TASK ITEM:
The required result is a line count: how many lines in this data hold the word "FreshForex". Give only that.

DATA PROVIDED:
↓↓↓
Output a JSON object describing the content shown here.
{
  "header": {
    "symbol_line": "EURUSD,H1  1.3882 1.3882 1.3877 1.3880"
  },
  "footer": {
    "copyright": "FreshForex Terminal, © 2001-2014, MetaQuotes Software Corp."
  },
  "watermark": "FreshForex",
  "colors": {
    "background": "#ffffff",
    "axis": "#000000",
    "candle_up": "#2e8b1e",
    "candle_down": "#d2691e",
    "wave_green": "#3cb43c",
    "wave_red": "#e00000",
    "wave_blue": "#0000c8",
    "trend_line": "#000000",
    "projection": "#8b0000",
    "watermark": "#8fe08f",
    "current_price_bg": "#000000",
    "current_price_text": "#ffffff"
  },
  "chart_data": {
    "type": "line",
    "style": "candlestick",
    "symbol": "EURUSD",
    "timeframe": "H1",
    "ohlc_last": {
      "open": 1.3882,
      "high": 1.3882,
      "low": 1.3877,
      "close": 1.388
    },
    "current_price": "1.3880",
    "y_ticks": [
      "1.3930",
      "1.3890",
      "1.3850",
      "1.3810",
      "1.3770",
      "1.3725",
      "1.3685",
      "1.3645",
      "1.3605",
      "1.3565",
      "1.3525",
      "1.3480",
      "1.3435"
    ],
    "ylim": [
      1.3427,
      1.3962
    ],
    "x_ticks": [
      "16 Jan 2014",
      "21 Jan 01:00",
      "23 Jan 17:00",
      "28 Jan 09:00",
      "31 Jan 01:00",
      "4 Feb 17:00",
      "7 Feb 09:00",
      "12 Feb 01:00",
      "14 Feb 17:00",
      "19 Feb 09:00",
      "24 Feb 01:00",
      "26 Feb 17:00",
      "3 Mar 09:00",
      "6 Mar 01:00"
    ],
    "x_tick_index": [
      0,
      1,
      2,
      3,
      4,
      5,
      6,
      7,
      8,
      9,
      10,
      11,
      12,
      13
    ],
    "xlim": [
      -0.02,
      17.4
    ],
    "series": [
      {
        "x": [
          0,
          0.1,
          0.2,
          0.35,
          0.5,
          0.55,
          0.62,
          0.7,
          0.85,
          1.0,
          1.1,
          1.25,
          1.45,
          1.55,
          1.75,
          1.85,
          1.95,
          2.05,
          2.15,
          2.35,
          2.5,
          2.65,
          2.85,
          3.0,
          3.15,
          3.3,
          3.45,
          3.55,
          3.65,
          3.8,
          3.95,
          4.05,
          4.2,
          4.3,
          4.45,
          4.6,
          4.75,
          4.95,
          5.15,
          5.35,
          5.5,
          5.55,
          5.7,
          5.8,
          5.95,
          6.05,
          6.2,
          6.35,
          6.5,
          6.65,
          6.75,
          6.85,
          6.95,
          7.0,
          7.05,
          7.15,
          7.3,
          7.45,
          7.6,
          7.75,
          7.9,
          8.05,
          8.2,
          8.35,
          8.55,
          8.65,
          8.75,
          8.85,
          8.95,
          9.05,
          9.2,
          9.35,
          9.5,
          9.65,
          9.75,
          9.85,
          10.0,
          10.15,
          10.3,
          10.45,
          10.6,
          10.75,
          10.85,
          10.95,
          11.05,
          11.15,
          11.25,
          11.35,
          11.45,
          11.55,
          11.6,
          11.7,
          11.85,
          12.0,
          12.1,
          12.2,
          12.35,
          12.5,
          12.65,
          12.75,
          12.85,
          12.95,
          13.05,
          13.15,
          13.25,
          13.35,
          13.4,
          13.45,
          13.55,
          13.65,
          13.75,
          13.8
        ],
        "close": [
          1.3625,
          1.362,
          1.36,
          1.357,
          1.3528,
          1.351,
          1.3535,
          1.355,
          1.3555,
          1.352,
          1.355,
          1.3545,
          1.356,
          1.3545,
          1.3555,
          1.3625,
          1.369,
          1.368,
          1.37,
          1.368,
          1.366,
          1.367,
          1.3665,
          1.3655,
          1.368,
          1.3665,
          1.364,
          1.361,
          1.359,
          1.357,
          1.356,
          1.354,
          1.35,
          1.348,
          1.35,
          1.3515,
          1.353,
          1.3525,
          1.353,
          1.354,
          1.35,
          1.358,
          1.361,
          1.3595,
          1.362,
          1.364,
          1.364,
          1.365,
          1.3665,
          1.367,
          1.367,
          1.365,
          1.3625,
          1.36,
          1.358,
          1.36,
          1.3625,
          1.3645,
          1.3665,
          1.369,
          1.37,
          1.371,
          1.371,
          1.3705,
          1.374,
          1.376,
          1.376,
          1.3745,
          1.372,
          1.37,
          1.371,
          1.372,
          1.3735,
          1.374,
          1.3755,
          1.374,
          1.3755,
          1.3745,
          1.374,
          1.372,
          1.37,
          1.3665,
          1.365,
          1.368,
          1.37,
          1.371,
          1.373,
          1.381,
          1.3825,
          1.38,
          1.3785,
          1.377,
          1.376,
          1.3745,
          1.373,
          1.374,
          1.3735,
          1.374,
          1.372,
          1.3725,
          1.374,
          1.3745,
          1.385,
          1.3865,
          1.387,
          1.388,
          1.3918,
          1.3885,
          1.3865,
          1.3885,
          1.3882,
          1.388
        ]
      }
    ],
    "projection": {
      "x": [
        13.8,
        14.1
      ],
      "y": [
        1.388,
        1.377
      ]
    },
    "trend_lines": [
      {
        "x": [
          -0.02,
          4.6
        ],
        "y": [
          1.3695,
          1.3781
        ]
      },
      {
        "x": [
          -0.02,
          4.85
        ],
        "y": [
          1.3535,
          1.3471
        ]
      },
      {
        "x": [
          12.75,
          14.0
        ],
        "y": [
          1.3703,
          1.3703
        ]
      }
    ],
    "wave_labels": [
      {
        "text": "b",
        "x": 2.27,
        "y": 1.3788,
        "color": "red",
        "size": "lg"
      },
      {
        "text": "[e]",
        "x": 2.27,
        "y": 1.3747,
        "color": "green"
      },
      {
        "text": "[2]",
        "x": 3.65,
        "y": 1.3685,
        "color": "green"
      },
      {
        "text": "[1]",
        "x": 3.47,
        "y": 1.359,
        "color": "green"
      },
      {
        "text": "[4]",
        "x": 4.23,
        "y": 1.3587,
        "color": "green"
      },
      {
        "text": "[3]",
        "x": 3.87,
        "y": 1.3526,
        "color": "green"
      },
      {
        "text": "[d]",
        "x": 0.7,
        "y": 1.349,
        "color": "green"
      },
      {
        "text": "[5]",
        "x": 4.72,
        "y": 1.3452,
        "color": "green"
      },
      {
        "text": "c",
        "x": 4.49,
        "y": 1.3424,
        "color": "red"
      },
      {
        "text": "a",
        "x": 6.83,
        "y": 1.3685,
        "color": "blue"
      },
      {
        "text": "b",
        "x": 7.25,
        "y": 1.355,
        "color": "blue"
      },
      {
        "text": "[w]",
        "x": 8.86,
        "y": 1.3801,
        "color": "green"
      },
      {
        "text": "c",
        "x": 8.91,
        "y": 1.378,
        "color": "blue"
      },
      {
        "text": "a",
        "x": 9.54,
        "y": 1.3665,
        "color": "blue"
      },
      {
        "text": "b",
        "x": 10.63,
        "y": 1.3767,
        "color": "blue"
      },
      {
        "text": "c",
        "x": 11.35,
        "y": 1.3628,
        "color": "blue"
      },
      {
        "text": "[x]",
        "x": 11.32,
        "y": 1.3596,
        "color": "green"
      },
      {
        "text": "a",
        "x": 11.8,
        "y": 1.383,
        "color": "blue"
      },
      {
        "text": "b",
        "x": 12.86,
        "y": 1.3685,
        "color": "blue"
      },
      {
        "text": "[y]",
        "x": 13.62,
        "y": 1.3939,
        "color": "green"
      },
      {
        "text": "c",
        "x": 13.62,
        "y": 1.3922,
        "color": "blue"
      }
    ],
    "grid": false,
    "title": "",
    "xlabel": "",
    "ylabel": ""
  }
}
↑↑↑
REPLY TO THE TASK:
2